Every entry needs to be repeated exactly, with nothing left out.
-- Opening Marker --
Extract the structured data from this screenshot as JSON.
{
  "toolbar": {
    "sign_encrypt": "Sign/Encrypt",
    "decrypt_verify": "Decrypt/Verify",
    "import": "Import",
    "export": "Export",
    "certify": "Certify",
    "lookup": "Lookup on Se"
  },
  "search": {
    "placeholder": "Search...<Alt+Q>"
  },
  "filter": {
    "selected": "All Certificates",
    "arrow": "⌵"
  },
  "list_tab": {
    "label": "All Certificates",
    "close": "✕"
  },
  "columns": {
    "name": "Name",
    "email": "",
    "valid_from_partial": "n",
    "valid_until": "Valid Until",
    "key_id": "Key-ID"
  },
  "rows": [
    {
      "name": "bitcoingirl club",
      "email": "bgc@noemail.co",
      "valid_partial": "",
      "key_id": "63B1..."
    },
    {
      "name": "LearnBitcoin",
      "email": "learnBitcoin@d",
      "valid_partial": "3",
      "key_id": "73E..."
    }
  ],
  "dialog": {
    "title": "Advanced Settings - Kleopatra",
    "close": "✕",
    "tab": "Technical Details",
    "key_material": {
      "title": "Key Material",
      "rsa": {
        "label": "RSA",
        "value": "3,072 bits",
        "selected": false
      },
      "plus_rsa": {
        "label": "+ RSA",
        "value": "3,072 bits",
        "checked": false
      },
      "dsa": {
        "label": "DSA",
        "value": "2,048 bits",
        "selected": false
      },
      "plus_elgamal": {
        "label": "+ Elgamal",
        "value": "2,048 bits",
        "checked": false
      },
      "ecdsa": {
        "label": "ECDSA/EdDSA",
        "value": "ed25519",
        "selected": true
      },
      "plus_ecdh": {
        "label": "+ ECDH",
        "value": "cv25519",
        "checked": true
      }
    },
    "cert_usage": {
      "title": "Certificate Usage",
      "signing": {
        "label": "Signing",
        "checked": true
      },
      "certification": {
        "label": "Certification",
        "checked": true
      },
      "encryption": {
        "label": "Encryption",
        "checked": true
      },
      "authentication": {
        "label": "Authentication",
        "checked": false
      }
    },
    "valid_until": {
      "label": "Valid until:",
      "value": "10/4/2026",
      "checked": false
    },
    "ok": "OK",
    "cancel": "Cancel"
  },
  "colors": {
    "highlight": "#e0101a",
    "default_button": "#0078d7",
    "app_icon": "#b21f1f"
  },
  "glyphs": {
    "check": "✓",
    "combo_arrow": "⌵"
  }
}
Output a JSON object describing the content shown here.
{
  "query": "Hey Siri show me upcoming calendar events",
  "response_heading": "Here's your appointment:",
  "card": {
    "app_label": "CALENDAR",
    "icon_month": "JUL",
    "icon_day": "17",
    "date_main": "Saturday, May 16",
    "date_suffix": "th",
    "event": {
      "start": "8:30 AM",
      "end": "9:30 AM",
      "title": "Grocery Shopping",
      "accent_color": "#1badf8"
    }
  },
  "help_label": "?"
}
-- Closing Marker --
* **Your response**:
Extract the structured data from this screenshot as JSON.
{
  "toolbar": {
    "sign_encrypt": "Sign/Encrypt",
    "decrypt_verify": "Decrypt/Verify",
    "import": "Import",
    "export": "Export",
    "certify": "Certify",
    "lookup": "Lookup on Se"
  },
  "search": {
    "placeholder": "Search...<Alt+Q>"
  },
  "filter": {
    "selected": "All Certificates",
    "arrow": "⌵"
  },
  "list_tab": {
    "label": "All Certificates",
    "close": "✕"
  },
  "columns": {
    "name": "Name",
    "email": "",
    "valid_from_partial": "n",
    "valid_until": "Valid Until",
    "key_id": "Key-ID"
  },
  "rows": [
    {
      "name": "bitcoingirl club",
      "email": "bgc@noemail.co",
      "valid_partial": "",
      "key_id": "63B1..."
    },
    {
      "name": "LearnBitcoin",
      "email": "learnBitcoin@d",
      "valid_partial": "3",
      "key_id": "73E..."
    }
  ],
  "dialog": {
    "title": "Advanced Settings - Kleopatra",
    "close": "✕",
    "tab": "Technical Details",
    "key_material": {
      "title": "Key Material",
      "rsa": {
        "label": "RSA",
        "value": "3,072 bits",
        "selected": false
      },
      "plus_rsa": {
        "label": "+ RSA",
        "value": "3,072 bits",
        "checked": false
      },
      "dsa": {
        "label": "DSA",
        "value": "2,048 bits",
        "selected": false
      },
      "plus_elgamal": {
        "label": "+ Elgamal",
        "value": "2,048 bits",
        "checked": false
      },
      "ecdsa": {
        "label": "ECDSA/EdDSA",
        "value": "ed25519",
        "selected": true
      },
      "plus_ecdh": {
        "label": "+ ECDH",
        "value": "cv25519",
        "checked": true
      }
    },
    "cert_usage": {
      "title": "Certificate Usage",
      "signing": {
        "label": "Signing",
        "checked": true
      },
      "certification": {
        "label": "Certification",
        "checked": true
      },
      "encryption": {
        "label": "Encryption",
        "checked": true
      },
      "authentication": {
        "label": "Authentication",
        "checked": false
      }
    },
    "valid_until": {
      "label": "Valid until:",
      "value": "10/4/2026",
      "checked": false
    },
    "ok": "OK",
    "cancel": "Cancel"
  },
  "colors": {
    "highlight": "#e0101a",
    "default_button": "#0078d7",
    "app_icon": "#b21f1f"
  },
  "glyphs": {
    "check": "✓",
    "combo_arrow": "⌵"
  }
}
Output a JSON object describing the content shown here.
{
  "query": "Hey Siri show me upcoming calendar events",
  "response_heading": "Here's your appointment:",
  "card": {
    "app_label": "CALENDAR",
    "icon_month": "JUL",
    "icon_day": "17",
    "date_main": "Saturday, May 16",
    "date_suffix": "th",
    "event": {
      "start": "8:30 AM",
      "end": "9:30 AM",
      "title": "Grocery Shopping",
      "accent_color": "#1badf8"
    }
  },
  "help_label": "?"
}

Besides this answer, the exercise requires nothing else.